## Exercise requirements
Every line with the string "screenshot" must be copied from the entries below.

## Material supplied
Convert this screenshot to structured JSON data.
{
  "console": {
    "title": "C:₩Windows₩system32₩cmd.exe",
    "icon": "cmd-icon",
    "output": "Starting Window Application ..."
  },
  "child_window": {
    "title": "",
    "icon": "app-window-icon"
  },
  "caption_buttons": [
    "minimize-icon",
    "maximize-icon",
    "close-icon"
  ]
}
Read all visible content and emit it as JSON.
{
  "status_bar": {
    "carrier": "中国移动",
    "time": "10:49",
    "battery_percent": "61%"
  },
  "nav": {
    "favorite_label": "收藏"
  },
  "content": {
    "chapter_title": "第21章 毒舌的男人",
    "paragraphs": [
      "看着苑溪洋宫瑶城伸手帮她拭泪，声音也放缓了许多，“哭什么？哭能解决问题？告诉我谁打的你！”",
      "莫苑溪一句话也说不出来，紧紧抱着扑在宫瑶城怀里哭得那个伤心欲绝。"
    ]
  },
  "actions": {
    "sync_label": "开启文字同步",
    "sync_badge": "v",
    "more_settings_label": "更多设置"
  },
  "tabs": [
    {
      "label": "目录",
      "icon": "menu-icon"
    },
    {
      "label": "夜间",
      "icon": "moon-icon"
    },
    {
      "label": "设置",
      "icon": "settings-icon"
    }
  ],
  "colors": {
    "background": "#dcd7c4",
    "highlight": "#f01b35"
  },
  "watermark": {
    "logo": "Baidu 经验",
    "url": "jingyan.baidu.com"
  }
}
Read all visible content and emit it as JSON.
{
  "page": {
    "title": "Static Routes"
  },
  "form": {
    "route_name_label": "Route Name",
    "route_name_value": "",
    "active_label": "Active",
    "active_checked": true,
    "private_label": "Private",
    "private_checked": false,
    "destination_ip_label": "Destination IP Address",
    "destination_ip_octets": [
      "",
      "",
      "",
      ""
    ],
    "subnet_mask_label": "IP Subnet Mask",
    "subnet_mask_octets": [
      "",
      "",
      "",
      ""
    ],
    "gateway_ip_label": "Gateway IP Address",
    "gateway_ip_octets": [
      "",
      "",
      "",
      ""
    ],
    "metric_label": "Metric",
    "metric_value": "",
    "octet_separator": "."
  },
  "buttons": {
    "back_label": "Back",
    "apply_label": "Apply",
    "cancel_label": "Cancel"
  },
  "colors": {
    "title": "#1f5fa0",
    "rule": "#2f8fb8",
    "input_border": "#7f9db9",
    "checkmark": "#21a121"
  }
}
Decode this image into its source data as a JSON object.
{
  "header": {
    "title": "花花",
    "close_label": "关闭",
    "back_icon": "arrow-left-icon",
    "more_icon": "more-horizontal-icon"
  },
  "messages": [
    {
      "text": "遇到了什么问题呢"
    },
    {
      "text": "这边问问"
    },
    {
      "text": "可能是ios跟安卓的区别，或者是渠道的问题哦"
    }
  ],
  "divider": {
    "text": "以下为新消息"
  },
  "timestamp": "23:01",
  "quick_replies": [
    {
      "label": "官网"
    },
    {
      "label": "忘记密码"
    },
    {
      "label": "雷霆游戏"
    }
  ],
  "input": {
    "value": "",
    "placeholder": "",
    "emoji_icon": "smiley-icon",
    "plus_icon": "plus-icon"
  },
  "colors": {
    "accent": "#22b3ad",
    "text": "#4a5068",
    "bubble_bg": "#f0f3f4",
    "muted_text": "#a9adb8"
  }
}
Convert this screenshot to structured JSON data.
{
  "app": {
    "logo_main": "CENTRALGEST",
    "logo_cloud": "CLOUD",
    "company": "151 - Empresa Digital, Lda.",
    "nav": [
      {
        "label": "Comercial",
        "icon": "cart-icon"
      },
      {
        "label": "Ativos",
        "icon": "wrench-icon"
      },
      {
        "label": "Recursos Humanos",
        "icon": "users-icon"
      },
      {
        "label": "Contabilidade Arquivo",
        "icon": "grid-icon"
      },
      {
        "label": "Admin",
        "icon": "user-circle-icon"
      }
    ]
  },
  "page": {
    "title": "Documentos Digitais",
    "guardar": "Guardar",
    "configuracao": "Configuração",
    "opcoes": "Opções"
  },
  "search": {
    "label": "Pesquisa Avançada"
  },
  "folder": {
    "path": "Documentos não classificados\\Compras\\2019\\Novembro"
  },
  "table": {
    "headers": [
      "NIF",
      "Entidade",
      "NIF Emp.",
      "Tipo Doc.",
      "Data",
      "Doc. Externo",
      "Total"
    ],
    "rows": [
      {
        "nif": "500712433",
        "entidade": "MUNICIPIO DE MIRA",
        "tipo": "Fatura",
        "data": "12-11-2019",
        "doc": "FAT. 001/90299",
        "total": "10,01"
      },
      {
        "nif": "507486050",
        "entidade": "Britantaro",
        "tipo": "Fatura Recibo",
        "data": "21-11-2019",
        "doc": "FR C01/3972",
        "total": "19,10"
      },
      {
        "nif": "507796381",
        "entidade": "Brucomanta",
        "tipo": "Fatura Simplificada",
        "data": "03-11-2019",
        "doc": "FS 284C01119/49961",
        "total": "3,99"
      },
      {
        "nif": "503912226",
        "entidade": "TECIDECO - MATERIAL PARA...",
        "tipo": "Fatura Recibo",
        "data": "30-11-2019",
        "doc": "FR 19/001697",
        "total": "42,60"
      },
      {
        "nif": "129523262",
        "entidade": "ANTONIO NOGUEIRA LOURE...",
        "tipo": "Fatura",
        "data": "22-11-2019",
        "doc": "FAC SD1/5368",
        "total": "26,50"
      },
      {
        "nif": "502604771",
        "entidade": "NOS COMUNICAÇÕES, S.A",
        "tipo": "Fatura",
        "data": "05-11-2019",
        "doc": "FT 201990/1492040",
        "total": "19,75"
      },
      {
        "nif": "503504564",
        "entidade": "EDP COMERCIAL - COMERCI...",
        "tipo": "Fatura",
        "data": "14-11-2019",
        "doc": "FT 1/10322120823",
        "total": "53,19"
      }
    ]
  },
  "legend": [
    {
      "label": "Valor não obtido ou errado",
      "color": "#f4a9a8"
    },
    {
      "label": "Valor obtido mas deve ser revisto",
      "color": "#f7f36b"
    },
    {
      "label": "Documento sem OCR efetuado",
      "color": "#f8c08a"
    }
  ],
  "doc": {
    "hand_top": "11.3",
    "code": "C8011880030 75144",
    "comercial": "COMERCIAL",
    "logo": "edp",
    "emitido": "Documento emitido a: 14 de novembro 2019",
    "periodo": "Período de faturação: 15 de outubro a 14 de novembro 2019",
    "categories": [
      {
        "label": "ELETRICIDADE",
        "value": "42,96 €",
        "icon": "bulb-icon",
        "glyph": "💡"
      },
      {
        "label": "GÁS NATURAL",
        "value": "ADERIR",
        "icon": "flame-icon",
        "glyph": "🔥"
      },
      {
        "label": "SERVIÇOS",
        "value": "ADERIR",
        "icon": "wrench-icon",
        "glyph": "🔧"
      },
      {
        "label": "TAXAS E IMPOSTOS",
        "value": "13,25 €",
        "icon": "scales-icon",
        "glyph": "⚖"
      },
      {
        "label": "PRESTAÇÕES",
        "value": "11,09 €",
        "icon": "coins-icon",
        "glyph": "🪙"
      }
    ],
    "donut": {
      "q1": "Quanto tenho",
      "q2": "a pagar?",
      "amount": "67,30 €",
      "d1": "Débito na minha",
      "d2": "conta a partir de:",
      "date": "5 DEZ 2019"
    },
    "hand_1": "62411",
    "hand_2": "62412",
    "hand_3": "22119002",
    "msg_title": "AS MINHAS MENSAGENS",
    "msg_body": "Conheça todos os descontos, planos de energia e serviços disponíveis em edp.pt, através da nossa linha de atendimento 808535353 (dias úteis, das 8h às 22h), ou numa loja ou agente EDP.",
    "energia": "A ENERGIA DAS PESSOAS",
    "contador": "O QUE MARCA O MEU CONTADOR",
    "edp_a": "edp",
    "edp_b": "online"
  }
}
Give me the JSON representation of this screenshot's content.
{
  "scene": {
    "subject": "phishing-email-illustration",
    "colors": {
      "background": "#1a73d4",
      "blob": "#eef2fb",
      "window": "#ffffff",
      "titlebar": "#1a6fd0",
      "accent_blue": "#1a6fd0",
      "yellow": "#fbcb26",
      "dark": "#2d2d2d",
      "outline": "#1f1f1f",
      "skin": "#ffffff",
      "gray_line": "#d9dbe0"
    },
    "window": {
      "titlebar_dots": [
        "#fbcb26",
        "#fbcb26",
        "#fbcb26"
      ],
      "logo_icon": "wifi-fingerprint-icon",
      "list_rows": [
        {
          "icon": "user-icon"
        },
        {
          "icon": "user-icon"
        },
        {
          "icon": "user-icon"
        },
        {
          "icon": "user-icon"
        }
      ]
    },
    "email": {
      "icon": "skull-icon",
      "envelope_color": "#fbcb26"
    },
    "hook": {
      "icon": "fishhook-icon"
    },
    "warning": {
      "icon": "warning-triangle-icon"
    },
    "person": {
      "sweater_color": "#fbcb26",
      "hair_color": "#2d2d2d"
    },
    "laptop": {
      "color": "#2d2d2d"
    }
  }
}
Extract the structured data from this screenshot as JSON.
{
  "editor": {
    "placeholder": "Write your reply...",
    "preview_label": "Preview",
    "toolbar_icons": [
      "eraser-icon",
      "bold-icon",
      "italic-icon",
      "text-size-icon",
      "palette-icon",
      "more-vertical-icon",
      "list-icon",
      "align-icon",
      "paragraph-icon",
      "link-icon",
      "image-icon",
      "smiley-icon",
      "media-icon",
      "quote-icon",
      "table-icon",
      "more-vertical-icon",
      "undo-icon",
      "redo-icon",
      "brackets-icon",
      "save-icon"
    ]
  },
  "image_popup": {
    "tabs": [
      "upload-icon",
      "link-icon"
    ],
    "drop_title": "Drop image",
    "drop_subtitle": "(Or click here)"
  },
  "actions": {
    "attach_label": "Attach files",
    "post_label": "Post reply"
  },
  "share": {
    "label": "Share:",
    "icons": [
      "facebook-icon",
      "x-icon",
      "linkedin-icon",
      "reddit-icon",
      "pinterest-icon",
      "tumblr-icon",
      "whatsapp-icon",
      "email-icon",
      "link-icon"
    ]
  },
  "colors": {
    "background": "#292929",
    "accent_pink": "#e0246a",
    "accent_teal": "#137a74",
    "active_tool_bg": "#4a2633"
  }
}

## Response to the exercise
Convert this screenshot to structured JSON data.
Convert this screenshot to structured JSON data.
Give me the JSON representation of this screenshot's content.
Extract the structured data from this screenshot as JSON.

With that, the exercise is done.